Beauty is sold to a corn dealer who is good to him, but the dealer’s foreman, Jakes, overworks the horses and uses the bearing rein. However, he takes the advice of a lady who advises that Beauty could work better if the bearing rein is removed. Jakes is so impressed by the lady’s concern that he is easier on Beauty after that. However, the dark stables nearly make Beauty blind, and he is sold to a cab business again. This time his owner, Nicholas Skinner, has several shabby cabs and a group of overworked drivers who take out their frustration over their hardships by abusing the horses. When a customer insists on the cab carrying a load too heavy for Beauty, the horse collapses. He is saved from being put down by a farrier who finds that Beauty’s wind is not broken. Beauty is taken to auction where he is bought by Farmer Thoroughgood and his compassionate grandson who believe that they can rehabilitate Beauty in their country meadow. They are successful and sell Beauty to Ellen and Lavinia Blomefield.
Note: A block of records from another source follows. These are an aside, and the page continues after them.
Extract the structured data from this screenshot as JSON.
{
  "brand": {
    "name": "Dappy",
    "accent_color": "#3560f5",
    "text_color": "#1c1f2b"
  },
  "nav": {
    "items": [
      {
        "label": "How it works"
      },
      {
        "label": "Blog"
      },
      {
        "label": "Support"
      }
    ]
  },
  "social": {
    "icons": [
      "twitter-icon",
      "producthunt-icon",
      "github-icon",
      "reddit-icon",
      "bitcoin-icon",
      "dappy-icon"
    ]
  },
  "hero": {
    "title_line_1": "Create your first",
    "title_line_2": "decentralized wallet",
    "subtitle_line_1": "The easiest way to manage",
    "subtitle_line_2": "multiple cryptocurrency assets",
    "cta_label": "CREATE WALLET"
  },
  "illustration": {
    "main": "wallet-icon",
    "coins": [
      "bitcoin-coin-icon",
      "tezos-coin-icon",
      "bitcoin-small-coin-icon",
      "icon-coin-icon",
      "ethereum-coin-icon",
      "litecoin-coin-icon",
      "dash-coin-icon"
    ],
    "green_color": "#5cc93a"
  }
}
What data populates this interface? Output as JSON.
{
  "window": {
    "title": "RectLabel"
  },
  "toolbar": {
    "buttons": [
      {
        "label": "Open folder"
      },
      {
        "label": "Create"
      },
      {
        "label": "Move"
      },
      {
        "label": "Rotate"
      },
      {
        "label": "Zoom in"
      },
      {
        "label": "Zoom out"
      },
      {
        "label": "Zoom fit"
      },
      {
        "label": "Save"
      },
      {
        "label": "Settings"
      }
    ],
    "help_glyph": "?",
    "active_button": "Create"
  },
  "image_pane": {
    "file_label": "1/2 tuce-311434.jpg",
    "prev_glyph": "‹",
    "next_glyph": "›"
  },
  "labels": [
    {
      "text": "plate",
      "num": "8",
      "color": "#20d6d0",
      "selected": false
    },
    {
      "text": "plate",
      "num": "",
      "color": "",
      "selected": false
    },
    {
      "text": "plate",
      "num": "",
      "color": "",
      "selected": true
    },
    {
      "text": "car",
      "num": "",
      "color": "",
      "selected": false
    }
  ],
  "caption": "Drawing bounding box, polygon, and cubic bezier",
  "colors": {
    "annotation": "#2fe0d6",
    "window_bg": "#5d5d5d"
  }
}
Joe Green is still working for the Blomefield family and recognizes Black Beauty, who then settles into a long, happy life in his last home.